Adelaide Alsop Robineau
Adelaide Alsop Robineau (1865-1929) was a ceramic artist from Syracuse, N.Y. Her work was heavily influenced by the Arts and Crafts Movement (Gustave Stickley and his publication, The Craftsman were also from Syracuse).
She began, like many women hobbyists of the day, to paint china. But her desire for a more "hands on” experience led her into the world of clay and porcelain. She was an unusual woman for her time, having three children and her own successful potter's studio. Adelaide and her husband also edited Keramic Studio, a ceramics publication that focused on ceramic design and technique.
Adelaide Alsop Robineau, Scarab Vase, 1910, Courtesy of Everson Museum of Art, Syracuse, NY
She studied painting with William Merritt Chase in New York City, and ceramics at Alfred University. She taught at Syracuse University and the People’s University of the American Woman’s League. She is most noted for her "Scarab Vase" (1910), an immense and intricate piece she spent over 1000 hours building and carving.

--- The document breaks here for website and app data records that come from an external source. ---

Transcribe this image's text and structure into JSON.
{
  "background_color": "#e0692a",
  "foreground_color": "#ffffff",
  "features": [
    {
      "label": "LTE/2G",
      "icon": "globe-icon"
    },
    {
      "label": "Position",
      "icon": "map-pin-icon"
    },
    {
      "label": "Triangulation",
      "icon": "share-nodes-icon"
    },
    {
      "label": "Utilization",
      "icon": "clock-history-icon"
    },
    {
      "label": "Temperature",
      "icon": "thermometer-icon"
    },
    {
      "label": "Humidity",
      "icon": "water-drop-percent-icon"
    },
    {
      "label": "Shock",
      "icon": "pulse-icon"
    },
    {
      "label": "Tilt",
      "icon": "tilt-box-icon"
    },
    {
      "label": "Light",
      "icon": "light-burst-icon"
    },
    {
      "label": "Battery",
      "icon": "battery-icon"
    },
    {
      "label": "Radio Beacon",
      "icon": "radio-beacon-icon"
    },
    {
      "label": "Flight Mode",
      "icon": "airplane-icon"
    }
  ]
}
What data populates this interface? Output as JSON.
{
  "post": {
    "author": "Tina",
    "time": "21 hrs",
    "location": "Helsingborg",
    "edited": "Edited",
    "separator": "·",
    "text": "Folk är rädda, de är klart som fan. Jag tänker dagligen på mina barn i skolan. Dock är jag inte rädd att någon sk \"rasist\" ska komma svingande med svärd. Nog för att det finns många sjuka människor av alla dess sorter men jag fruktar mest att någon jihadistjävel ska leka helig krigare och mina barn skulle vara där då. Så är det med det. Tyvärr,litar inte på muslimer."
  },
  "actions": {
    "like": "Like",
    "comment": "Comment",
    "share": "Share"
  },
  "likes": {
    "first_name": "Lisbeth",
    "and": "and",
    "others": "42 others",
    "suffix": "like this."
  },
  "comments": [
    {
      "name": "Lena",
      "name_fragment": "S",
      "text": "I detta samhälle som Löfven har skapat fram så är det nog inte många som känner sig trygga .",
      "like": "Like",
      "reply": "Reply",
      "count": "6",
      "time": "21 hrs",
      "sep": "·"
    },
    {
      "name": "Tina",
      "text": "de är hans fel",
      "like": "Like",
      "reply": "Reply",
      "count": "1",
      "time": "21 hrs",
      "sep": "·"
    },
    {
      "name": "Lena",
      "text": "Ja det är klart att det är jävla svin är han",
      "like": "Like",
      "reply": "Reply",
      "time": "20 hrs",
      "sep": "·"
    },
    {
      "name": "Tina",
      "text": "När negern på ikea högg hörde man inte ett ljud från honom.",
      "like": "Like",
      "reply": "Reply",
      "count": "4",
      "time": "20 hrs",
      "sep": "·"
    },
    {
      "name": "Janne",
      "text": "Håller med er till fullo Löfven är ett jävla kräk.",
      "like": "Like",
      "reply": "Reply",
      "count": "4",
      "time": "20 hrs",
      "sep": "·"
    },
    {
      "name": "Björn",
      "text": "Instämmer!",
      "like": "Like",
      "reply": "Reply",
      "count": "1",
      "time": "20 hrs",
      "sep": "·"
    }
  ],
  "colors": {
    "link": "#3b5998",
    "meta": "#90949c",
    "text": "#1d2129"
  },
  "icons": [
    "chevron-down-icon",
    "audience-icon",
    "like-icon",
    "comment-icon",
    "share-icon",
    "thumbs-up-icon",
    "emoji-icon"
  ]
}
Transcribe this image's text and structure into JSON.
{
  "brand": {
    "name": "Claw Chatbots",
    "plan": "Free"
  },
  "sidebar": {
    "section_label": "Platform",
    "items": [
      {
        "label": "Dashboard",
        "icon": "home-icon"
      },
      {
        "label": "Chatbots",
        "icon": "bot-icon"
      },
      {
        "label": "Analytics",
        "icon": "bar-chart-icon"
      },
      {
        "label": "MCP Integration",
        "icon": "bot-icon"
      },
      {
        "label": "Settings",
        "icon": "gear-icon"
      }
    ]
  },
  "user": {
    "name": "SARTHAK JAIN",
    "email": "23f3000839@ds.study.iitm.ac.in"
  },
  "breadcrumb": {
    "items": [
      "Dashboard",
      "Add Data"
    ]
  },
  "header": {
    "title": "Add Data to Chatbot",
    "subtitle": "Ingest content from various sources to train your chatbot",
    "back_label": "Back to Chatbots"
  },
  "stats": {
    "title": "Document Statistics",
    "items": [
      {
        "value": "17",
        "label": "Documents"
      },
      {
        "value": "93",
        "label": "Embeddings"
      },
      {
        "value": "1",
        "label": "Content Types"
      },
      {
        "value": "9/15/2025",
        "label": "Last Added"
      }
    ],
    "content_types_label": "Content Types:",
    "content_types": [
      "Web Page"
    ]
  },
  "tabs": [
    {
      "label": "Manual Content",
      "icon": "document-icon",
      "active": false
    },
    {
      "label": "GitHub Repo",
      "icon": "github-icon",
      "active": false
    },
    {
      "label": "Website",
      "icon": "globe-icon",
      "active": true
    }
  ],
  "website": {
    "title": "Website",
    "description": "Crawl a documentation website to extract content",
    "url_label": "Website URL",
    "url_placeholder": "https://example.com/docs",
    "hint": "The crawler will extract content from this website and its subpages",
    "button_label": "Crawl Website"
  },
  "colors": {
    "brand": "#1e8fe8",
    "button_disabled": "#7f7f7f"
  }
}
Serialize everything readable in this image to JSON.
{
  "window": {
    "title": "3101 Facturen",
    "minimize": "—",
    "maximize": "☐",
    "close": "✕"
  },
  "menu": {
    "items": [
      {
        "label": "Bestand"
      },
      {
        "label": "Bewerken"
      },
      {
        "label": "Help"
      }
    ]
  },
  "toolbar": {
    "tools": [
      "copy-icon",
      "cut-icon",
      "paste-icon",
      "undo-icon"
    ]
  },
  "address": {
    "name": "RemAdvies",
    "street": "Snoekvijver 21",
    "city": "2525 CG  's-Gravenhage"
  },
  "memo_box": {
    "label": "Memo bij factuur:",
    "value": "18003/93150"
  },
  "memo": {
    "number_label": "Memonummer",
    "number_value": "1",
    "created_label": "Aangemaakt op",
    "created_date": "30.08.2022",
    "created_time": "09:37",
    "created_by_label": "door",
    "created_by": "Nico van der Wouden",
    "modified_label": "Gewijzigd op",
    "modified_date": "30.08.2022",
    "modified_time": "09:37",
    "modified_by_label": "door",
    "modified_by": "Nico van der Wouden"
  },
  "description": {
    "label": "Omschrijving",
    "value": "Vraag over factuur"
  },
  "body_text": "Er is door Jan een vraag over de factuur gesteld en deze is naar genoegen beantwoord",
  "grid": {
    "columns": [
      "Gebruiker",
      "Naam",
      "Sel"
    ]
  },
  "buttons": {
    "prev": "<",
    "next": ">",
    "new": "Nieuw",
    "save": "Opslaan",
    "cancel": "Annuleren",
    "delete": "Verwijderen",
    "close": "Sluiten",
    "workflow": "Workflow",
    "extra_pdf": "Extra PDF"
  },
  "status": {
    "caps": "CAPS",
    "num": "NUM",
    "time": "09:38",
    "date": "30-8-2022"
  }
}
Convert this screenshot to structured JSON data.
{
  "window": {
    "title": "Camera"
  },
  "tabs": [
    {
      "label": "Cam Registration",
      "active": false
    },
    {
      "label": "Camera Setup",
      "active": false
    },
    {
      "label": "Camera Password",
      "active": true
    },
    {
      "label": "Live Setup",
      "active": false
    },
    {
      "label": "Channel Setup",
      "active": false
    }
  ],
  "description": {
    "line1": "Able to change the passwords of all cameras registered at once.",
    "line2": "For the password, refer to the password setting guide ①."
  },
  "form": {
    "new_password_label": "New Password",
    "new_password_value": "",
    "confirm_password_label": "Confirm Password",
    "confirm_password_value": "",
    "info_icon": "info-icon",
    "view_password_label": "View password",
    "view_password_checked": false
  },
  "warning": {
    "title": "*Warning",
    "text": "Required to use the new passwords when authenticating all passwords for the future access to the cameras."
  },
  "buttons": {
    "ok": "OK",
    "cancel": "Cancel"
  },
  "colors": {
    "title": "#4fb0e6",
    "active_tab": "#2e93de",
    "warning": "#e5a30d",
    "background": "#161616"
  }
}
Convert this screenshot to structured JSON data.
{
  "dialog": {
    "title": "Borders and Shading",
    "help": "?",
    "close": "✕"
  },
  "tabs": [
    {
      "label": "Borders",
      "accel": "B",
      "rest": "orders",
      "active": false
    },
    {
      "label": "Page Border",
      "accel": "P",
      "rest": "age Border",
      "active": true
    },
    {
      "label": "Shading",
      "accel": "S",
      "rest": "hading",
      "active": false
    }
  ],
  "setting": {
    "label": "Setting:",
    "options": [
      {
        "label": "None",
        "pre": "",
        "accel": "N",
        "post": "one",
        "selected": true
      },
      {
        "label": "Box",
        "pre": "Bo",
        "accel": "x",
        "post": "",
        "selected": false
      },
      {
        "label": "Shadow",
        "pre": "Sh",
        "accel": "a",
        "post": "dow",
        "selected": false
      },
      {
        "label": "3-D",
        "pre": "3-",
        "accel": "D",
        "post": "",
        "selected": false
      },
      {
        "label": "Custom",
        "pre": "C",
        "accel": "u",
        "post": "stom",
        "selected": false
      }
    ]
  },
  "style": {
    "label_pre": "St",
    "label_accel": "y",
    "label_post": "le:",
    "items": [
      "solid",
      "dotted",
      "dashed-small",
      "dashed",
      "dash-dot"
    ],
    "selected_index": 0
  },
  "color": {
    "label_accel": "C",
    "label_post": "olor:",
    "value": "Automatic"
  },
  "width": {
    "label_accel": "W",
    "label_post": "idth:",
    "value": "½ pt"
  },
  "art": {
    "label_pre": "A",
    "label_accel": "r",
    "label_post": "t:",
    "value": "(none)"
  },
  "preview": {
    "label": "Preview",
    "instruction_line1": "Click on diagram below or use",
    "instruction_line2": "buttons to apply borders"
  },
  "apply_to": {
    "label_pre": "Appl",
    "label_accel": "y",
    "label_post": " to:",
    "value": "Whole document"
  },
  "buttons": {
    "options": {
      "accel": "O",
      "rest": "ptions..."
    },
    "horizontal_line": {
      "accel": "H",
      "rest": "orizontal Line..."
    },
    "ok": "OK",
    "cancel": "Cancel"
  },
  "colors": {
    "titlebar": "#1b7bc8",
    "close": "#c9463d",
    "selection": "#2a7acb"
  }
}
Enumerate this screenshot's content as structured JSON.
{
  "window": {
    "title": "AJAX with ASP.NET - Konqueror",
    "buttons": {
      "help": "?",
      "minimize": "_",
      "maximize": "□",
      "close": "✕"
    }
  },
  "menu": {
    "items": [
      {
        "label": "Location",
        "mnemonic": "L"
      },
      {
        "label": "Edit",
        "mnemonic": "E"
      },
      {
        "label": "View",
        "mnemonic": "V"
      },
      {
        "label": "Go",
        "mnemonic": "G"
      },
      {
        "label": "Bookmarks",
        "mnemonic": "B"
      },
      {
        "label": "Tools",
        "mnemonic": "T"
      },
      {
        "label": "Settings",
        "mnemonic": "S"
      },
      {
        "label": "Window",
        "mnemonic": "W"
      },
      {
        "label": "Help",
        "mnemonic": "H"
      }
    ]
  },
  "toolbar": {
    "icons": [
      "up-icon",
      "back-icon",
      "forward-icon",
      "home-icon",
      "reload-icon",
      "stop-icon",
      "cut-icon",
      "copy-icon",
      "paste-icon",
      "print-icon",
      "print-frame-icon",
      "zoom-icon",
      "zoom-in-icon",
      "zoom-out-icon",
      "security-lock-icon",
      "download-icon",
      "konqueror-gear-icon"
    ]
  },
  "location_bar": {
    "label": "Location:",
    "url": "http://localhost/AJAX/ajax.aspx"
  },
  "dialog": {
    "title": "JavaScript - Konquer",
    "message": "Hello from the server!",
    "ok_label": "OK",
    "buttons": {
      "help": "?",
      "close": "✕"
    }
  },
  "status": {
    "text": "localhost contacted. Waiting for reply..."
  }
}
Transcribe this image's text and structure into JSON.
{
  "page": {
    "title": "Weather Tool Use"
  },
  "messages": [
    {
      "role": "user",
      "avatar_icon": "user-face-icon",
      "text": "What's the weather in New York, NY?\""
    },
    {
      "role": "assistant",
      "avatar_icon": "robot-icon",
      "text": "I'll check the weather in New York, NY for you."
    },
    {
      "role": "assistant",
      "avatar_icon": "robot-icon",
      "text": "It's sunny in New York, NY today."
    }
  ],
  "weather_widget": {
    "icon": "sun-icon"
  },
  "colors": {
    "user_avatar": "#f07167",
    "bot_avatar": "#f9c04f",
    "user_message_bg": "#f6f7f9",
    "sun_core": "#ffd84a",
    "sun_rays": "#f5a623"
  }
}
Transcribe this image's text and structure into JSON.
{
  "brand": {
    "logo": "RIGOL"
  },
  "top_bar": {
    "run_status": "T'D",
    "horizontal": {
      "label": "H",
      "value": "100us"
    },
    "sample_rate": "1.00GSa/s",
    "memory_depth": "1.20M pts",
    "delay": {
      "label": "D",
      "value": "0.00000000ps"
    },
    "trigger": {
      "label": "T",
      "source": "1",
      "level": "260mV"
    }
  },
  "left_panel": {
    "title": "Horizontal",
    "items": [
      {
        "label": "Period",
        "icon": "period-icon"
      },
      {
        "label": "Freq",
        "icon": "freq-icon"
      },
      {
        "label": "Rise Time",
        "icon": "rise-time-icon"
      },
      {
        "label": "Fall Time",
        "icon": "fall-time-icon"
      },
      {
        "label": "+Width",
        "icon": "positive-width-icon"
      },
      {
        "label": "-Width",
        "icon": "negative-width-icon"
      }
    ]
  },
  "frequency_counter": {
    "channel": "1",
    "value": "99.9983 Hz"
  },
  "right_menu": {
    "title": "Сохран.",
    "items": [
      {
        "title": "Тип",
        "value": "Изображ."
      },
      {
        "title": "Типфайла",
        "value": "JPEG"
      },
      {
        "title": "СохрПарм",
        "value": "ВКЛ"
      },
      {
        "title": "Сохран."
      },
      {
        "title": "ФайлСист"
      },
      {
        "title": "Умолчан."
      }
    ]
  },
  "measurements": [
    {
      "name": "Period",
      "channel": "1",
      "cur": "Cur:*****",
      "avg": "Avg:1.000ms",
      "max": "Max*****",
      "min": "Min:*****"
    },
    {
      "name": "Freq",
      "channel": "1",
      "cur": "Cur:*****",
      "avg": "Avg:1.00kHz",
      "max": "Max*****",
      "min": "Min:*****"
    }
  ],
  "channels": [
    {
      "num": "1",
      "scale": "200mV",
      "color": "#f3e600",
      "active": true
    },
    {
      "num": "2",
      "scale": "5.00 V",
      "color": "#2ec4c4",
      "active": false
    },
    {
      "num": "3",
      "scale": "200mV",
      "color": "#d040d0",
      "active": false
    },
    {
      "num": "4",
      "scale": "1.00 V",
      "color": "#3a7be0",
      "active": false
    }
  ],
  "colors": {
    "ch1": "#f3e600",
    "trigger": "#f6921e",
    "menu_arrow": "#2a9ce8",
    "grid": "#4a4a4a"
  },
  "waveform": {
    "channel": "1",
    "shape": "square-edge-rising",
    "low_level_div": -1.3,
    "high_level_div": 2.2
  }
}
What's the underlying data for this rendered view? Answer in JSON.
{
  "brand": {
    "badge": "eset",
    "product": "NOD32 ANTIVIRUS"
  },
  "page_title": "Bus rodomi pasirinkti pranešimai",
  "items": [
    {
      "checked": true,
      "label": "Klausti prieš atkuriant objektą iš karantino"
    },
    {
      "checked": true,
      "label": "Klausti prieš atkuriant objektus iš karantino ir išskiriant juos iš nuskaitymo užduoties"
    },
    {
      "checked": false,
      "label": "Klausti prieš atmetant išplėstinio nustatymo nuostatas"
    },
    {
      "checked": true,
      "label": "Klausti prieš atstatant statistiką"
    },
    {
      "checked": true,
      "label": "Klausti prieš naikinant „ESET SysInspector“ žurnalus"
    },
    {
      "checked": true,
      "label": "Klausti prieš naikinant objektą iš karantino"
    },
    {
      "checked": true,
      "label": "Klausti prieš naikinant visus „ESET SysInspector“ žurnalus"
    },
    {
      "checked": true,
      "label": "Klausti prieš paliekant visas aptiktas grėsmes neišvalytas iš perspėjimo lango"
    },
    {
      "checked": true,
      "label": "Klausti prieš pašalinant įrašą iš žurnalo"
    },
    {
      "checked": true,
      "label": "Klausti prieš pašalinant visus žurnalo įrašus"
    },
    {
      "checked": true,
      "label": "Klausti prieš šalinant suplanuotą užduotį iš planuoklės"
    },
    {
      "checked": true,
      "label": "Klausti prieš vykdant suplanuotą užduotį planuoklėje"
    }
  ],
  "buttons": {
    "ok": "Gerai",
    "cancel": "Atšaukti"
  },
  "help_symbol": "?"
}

This celebrated piece won the Grand Prize in pottery at the 1910 Turin International Exhibition.